Baek, M. et al. Pharmacokinetics, tissue distribution and excretion of zinc oxide nanoparticles. Int. J. Nanomedicine 7, 3081 (2012).
De, J., Ramaiah, N. & Vardanyan, L. Detoxification of toxic heavy metals by marine bacteria highly resistant to mercury. Mar. Biotechnol. 10, 471–477 (2008).
We are thankful to the Department of Ceramic Engineering and Department of Physics, National Institute of Technology, Rourkela, Odisha, India, for providing facilities like the FE-SEM/SEM and XRD respectively, for fulfilment of the research work.
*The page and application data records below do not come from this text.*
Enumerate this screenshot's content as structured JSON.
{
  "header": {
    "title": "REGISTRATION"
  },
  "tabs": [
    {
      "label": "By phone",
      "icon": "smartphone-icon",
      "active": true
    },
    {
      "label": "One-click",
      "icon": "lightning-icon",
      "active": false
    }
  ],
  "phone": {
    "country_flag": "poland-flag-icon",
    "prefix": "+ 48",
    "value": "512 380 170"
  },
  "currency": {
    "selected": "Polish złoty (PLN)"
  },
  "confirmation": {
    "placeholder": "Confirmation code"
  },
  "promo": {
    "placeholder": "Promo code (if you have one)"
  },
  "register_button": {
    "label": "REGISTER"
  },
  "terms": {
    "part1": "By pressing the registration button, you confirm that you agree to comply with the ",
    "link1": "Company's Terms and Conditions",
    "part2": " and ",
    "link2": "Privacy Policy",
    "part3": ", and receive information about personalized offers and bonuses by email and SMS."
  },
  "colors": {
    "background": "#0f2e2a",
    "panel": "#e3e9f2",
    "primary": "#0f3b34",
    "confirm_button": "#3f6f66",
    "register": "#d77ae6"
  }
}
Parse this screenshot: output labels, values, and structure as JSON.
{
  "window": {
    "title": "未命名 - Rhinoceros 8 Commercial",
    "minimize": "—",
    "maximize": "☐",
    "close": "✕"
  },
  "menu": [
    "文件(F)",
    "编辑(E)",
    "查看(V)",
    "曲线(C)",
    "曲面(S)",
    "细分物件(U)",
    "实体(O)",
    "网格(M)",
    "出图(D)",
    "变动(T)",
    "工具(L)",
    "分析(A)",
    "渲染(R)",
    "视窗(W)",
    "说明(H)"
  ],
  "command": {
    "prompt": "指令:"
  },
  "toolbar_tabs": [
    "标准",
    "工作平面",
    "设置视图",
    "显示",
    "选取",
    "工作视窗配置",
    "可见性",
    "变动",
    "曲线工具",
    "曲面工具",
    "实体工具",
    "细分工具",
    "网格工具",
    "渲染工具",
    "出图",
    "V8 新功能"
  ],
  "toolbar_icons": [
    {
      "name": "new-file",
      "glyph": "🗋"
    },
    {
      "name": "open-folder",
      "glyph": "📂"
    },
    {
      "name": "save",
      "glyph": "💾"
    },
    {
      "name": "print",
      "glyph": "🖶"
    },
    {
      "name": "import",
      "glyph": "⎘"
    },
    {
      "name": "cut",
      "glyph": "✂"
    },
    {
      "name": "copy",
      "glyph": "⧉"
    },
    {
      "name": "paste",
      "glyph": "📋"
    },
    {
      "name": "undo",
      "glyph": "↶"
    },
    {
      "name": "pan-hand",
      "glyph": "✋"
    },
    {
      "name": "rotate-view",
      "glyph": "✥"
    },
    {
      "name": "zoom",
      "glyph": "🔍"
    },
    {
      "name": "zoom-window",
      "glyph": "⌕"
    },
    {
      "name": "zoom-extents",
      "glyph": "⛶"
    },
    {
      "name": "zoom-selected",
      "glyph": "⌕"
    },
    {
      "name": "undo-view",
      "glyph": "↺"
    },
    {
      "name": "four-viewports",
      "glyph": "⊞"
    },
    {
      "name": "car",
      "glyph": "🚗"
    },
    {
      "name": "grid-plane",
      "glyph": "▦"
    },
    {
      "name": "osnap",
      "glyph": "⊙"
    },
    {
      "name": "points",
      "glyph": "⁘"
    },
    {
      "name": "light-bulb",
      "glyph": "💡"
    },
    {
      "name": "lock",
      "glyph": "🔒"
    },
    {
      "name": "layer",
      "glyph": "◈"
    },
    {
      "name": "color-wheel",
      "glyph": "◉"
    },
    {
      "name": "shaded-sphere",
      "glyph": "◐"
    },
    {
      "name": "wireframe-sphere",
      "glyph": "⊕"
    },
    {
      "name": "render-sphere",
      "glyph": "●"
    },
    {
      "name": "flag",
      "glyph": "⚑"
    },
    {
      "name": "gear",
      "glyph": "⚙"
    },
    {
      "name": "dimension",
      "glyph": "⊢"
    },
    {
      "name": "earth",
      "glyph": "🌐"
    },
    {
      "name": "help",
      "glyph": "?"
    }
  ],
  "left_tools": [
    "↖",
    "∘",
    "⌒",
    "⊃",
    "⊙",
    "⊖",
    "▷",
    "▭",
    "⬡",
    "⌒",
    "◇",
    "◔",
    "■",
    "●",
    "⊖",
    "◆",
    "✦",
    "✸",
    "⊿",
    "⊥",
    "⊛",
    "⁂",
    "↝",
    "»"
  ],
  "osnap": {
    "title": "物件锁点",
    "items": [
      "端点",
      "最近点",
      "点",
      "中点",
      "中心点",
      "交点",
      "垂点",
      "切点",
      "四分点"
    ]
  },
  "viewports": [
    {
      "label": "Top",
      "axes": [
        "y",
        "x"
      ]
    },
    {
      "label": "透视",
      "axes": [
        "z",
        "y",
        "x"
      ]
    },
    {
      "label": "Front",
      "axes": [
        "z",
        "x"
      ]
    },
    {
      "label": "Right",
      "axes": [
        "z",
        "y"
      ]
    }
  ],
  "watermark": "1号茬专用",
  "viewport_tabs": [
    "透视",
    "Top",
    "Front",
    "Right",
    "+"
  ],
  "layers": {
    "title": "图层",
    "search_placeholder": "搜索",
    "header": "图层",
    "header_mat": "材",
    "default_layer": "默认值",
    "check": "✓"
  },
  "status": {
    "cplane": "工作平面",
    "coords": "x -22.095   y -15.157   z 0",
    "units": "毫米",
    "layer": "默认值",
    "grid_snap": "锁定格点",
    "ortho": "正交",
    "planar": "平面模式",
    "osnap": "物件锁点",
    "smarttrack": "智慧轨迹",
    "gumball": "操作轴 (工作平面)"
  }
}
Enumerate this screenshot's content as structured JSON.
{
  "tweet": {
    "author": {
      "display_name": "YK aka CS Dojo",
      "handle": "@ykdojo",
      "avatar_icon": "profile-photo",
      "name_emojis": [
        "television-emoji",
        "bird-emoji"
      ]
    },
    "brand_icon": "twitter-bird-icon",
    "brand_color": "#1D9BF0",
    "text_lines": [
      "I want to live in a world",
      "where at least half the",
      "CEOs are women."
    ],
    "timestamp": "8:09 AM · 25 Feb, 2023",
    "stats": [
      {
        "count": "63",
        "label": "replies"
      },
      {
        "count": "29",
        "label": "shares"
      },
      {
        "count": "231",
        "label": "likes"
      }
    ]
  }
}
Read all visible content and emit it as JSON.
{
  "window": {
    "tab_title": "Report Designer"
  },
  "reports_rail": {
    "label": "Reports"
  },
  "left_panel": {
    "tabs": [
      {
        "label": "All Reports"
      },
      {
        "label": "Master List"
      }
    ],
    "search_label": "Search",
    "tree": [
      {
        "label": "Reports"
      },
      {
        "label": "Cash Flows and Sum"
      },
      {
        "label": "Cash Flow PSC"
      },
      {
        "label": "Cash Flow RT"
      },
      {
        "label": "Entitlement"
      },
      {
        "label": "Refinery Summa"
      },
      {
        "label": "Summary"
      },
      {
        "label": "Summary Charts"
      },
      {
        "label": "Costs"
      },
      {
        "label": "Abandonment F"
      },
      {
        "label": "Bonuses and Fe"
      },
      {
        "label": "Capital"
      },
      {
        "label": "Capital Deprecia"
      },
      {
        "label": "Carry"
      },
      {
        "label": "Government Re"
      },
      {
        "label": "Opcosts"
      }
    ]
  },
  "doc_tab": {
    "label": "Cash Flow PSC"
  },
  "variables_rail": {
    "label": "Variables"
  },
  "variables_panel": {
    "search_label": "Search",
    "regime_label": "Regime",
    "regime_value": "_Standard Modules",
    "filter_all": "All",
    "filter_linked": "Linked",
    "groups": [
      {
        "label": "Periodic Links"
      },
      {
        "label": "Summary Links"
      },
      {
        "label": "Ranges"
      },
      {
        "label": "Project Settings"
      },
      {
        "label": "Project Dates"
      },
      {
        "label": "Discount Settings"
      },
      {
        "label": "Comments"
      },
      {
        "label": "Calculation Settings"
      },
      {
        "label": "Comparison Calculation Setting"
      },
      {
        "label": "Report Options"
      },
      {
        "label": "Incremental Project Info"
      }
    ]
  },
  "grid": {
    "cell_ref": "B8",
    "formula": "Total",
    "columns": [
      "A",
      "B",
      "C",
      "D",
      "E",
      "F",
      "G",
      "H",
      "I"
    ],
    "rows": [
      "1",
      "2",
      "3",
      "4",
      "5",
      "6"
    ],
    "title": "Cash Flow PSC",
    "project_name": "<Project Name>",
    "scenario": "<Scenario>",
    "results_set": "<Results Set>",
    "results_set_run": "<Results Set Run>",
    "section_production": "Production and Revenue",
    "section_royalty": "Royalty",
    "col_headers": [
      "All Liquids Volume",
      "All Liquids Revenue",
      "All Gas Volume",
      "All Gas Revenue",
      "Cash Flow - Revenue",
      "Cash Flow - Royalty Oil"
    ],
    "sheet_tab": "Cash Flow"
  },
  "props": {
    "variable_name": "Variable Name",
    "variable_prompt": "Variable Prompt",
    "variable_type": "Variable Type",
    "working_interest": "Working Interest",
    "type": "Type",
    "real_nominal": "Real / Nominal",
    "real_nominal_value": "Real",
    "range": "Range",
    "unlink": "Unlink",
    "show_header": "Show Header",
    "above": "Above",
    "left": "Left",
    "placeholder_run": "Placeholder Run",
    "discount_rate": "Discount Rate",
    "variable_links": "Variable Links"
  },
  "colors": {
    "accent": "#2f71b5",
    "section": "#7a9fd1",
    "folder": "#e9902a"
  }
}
For the financial support, we will like to acknowledge Department of Science and Technology and Ministry of Human Resource and Development, Govt. of India, India.
The authors declare no competing financial interests.
Electronic supplementary material
Rights and permissions
This work is licensed under a Creative Commons Attribution 4.0 International License. The images or other third party material in this article are included in the article's Creative Commons license, unless indicated otherwise in the credit line; if the material is not included under the Creative Commons license, users will need to obtain permission from the license holder in order to reproduce the material. To view a copy of this license, visit http://creativecommons.org/licenses/by/4.0/
About this article
Cite this article
Arakha, M., Saleem, M., Mallick, B. et al. The effects of interfacial potential on antimicrobial propensity of ZnO nanoparticle. Sci Rep 5, 9578 (2015). https://doi.org/10.1038/srep09578
This article is cited by
Synthesis of Se nanoclusters via Ostwald ripening process: in vitro antibacterial and antioxidant activity
Emergent Materials (2023)
Modulated Antimicrobial Activity and Drug-Protein Interaction Ability of Zinc Oxide and Cadmium Sulfide Nanoparticles: Effect of Doping with Few First-Row Transition Metals
Journal of Cluster Science (2023)
Effect of CuO Added to Aluminosilicate Phosphate Geopolymer, Structure and Optical Properties Analysis
Journal of Inorganic and Organometallic Polymers and Materials (2023)
The antimicrobial effect of simultaneously applying different diode lasers and silver nanoparticles synthesized by laser ablation on bacterial dental caries
Applied Nanoscience (2023)
Preparation of TiO2/graphene nanostructure for antibacterial applications
Chemical Papers (2023)
By submitting a comment you agree to abide by our Terms and Community Guidelines. If you find something abusive or that does not comply with our terms or guidelines please flag it as inappropriate.